Cooking destroys and harms all the foods we eat and olive oil is no exception. Olive oil, however, does seem to handle heating better than other oils (it has a moderately high smoke point, another oil with a high smoke point is grape seed oil). The most stable oil under heating are actually the saturated fats (the best of which is coconut oil). I generally suggest that you limit fats as much as possible, so use all oils in moderation.
Sounds like you are doing great, keep up the good work!
Thanks for your response; that clears up my confusion on milk. I am wondering however if whey protien powder is suitable. I have used whey powder in the past to make smoothies but again I’m not sure if it is condusive to this sugar-free diet (I am in line with the diet that eliminates added sugar as well as foods that act like sugar in the body). Also, could you be more specific about the beans for breakfast; this is very different for me.
One more, I am a mother with children and since I started eating this way I feel guilty feeding my children all those starchy carbs and sugary additives that I realize now to be unhealthy. I want the best for my kids and I also don’t want them to feel like they’re missing out (eg. pizza, cake etc.) Currently, I make two meals; one for them and one for myself. Any suggestions on how to balance this?
Whey is an okay protein as far as keeping your blood sugar low, but I think milk proteins do a lot of harm to your body (they are associated with a lot of diseases such as cancer).
As far as beans go, anything you want is okay. I think that it takes a while to break the habit of needing something sweet for breakfast, but burritos, chili, or simply a bowl of beans are all okay. Beans contain fiber that not only fills you up but also helps to balance your blood sugar throughout the day.

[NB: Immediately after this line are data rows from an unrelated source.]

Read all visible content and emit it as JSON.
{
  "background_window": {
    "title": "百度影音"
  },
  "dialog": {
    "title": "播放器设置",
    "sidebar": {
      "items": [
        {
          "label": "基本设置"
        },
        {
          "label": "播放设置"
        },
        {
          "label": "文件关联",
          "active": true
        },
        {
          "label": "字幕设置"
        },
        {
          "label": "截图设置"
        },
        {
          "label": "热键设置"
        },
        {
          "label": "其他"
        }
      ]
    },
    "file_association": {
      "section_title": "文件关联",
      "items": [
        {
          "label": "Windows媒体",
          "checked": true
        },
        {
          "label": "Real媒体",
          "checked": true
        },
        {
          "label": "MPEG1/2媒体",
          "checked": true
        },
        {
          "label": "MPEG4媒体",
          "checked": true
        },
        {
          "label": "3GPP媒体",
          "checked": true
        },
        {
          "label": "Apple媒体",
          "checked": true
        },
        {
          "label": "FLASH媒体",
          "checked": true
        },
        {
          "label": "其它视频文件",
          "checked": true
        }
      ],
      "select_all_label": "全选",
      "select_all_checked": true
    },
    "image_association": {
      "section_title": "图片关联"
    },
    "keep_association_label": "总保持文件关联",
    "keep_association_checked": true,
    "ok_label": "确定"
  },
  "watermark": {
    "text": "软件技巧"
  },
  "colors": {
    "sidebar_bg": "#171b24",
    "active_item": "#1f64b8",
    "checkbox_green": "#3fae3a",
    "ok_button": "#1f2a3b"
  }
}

Children are hard, especially when they are out of your home. Take whatever steps you can to include more fruits and vegetables into their lives. I have three children who are separated by many years; they are 6, 10 and 17. While the six year old doesn’t eat all the well (actually she probably eats better than 90 percent of the kids in America, just not well enough for me), the ten and the seventeen year old eat much better. The ten year old is a vegetarian and the seventeen year old counts the days that he doesn’t eat junk.
I constantly talk to my kids about how what they are eating makes them feel; I ask them to pay attention to their bodies. This, I think, works much better than simply removing all temptations from their lives (my kids run into junky food at school, at friends houses, and at birthday parties). Having them pay attention to how they feel makes them responsible for their own health and not make them feel guilty about what they are eating (and that is the best skill I think I can pass on).
Dr. Scott, I’m so happy that your mentioned fruit smoothies. I LOVE smoothies and have always made them with yogurt. Please share your smoothie recipe without dairy. I checked my smoothie cookbook and am not seeing many that don’t have some sort or dairy or sweetener. I can’t wait to see the recipes in your new book.
I make smoothies with a rice-based protein powder or I use a product from Garden of Life called:
I use a milk substitute made from coconut milk that you can find in most health food stores. To that, you can any fruits you like. I prefer frozen berries (blackberries, raspberries…).
Hope that helps!